▶ AIM OF THE TASK
The expected output is the full set of entries, retyped verbatim, pictures excluded.

▶ RECORDS FOR THIS TASK
=== Begin Enclosure ===

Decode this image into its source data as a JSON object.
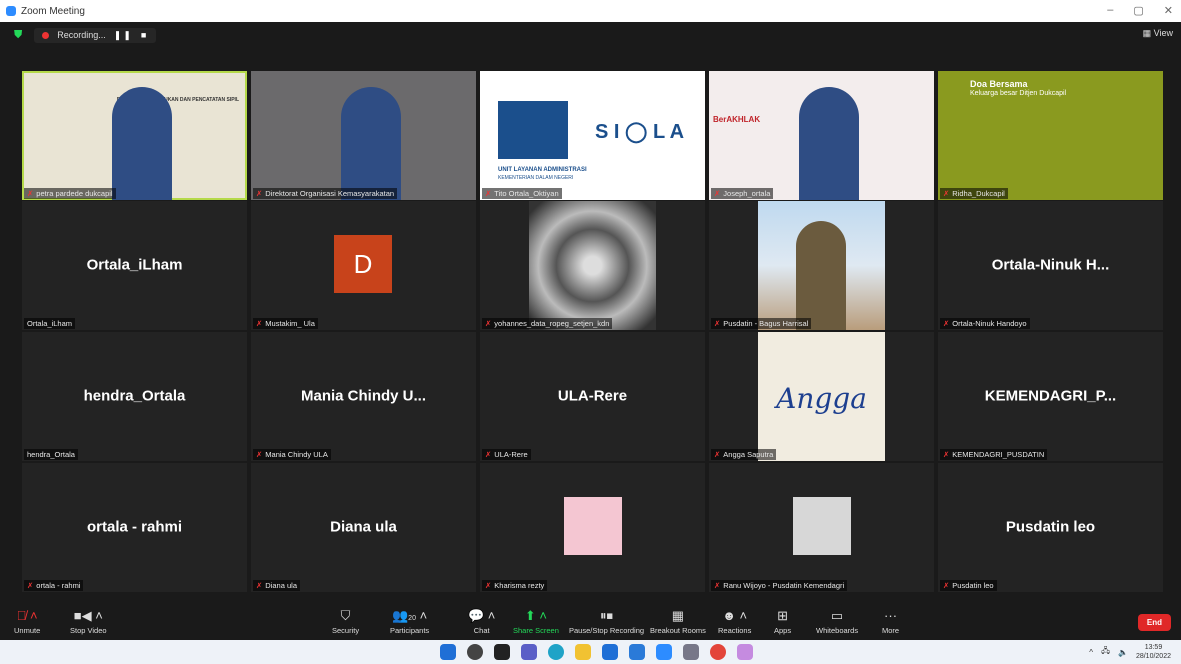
{
  "window": {
    "title": "Zoom Meeting",
    "minimize": "–",
    "maximize": "▢",
    "close": "✕"
  },
  "topbar": {
    "recording_label": "Recording...",
    "pause": "❚❚",
    "stop": "■",
    "view_label": "View"
  },
  "tiles": [
    {
      "label": "petra pardede dukcapil",
      "big": "",
      "kind": "video",
      "bg": "#e9e4d4",
      "active": true
    },
    {
      "label": "Direktorat Organisasi Kemasyarakatan",
      "big": "",
      "kind": "video",
      "bg": "#6b6a6c"
    },
    {
      "label": "Tito Ortala_Oktiyan",
      "big": "",
      "kind": "siola",
      "bg": "#ffffff"
    },
    {
      "label": "Joseph_ortala",
      "big": "",
      "kind": "video",
      "bg": "#f3eded"
    },
    {
      "label": "Ridha_Dukcapil",
      "big": "",
      "kind": "doa",
      "bg": "#8a9a1f"
    },
    {
      "label": "Ortala_iLham",
      "big": "Ortala_iLham",
      "kind": "name",
      "nomic": true
    },
    {
      "label": "Mustakim_ Ula",
      "big": "",
      "kind": "avatar",
      "avatar": "D"
    },
    {
      "label": "yohannes_data_ropeg_setjen_kdn",
      "big": "",
      "kind": "kaleido"
    },
    {
      "label": "Pusdatin - Bagus Harrisal",
      "big": "",
      "kind": "photo"
    },
    {
      "label": "Ortala-Ninuk Handoyo",
      "big": "Ortala-Ninuk H...",
      "kind": "name"
    },
    {
      "label": "hendra_Ortala",
      "big": "hendra_Ortala",
      "kind": "name",
      "nomic": true
    },
    {
      "label": "Mania Chindy ULA",
      "big": "Mania Chindy U...",
      "kind": "name"
    },
    {
      "label": "ULA-Rere",
      "big": "ULA-Rere",
      "kind": "name"
    },
    {
      "label": "Angga Saputra",
      "big": "Angga",
      "kind": "angga"
    },
    {
      "label": "KEMENDAGRI_PUSDATIN",
      "big": "KEMENDAGRI_P...",
      "kind": "name"
    },
    {
      "label": "ortala - rahmi",
      "big": "ortala - rahmi",
      "kind": "name"
    },
    {
      "label": "Diana ula",
      "big": "Diana ula",
      "kind": "name"
    },
    {
      "label": "Kharisma rezty",
      "big": "",
      "kind": "smallpic",
      "pic": "#f4c6d2"
    },
    {
      "label": "Ranu Wijoyo - Pusdatin Kemendagri",
      "big": "",
      "kind": "smallpic",
      "pic": "#d7d7d7"
    },
    {
      "label": "Pusdatin leo",
      "big": "Pusdatin leo",
      "kind": "name"
    }
  ],
  "siola": {
    "text": "S I ◯ L A",
    "ula": "UNIT LAYANAN ADMINISTRASI",
    "kdn": "KEMENTERIAN DALAM NEGERI"
  },
  "doa": {
    "title": "Doa Bersama",
    "subtitle": "Keluarga besar Ditjen Dukcapil"
  },
  "banner1": "DITJEN KEPENDUDUKAN DAN PENCATATAN SIPIL",
  "berakhlak": "BerAKHLAK",
  "controls": {
    "unmute": "Unmute",
    "stop_video": "Stop Video",
    "security": "Security",
    "participants": "Participants",
    "participants_count": "20",
    "chat": "Chat",
    "share": "Share Screen",
    "pause_rec": "Pause/Stop Recording",
    "breakout": "Breakout Rooms",
    "reactions": "Reactions",
    "apps": "Apps",
    "whiteboards": "Whiteboards",
    "more": "More",
    "end": "End"
  },
  "taskbar": {
    "time": "13:59",
    "date": "28/10/2022"
  }
}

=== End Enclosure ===

▶ RESPONSE BOX
Decode this image into its source data as a JSON object.
{
  "window": {
    "title": "Zoom Meeting",
    "minimize": "–",
    "maximize": "▢",
    "close": "✕"
  },
  "topbar": {
    "recording_label": "Recording...",
    "pause": "❚❚",
    "stop": "■",
    "view_label": "View"
  },
  "tiles": [
    {
      "label": "petra pardede dukcapil",
      "big": "",
      "kind": "video",
      "bg": "#e9e4d4",
      "active": true
    },
    {
      "label": "Direktorat Organisasi Kemasyarakatan",
      "big": "",
      "kind": "video",
      "bg": "#6b6a6c"
    },
    {
      "label": "Tito Ortala_Oktiyan",
      "big": "",
      "kind": "siola",
      "bg": "#ffffff"
    },
    {
      "label": "Joseph_ortala",
      "big": "",
      "kind": "video",
      "bg": "#f3eded"
    },
    {
      "label": "Ridha_Dukcapil",
      "big": "",
      "kind": "doa",
      "bg": "#8a9a1f"
    },
    {
      "label": "Ortala_iLham",
      "big": "Ortala_iLham",
      "kind": "name",
      "nomic": true
    },
    {
      "label": "Mustakim_ Ula",
      "big": "",
      "kind": "avatar",
      "avatar": "D"
    },
    {
      "label": "yohannes_data_ropeg_setjen_kdn",
      "big": "",
      "kind": "kaleido"
    },
    {
      "label": "Pusdatin - Bagus Harrisal",
      "big": "",
      "kind": "photo"
    },
    {
      "label": "Ortala-Ninuk Handoyo",
      "big": "Ortala-Ninuk H...",
      "kind": "name"
    },
    {
      "label": "hendra_Ortala",
      "big": "hendra_Ortala",
      "kind": "name",
      "nomic": true
    },
    {
      "label": "Mania Chindy ULA",
      "big": "Mania Chindy U...",
      "kind": "name"
    },
    {
      "label": "ULA-Rere",
      "big": "ULA-Rere",
      "kind": "name"
    },
    {
      "label": "Angga Saputra",
      "big": "Angga",
      "kind": "angga"
    },
    {
      "label": "KEMENDAGRI_PUSDATIN",
      "big": "KEMENDAGRI_P...",
      "kind": "name"
    },
    {
      "label": "ortala - rahmi",
      "big": "ortala - rahmi",
      "kind": "name"
    },
    {
      "label": "Diana ula",
      "big": "Diana ula",
      "kind": "name"
    },
    {
      "label": "Kharisma rezty",
      "big": "",
      "kind": "smallpic",
      "pic": "#f4c6d2"
    },
    {
      "label": "Ranu Wijoyo - Pusdatin Kemendagri",
      "big": "",
      "kind": "smallpic",
      "pic": "#d7d7d7"
    },
    {
      "label": "Pusdatin leo",
      "big": "Pusdatin leo",
      "kind": "name"
    }
  ],
  "siola": {
    "text": "S I ◯ L A",
    "ula": "UNIT LAYANAN ADMINISTRASI",
    "kdn": "KEMENTERIAN DALAM NEGERI"
  },
  "doa": {
    "title": "Doa Bersama",
    "subtitle": "Keluarga besar Ditjen Dukcapil"
  },
  "banner1": "DITJEN KEPENDUDUKAN DAN PENCATATAN SIPIL",
  "berakhlak": "BerAKHLAK",
  "controls": {
    "unmute": "Unmute",
    "stop_video": "Stop Video",
    "security": "Security",
    "participants": "Participants",
    "participants_count": "20",
    "chat": "Chat",
    "share": "Share Screen",
    "pause_rec": "Pause/Stop Recording",
    "breakout": "Breakout Rooms",
    "reactions": "Reactions",
    "apps": "Apps",
    "whiteboards": "Whiteboards",
    "more": "More",
    "end": "End"
  },
  "taskbar": {
    "time": "13:59",
    "date": "28/10/2022"
  }
}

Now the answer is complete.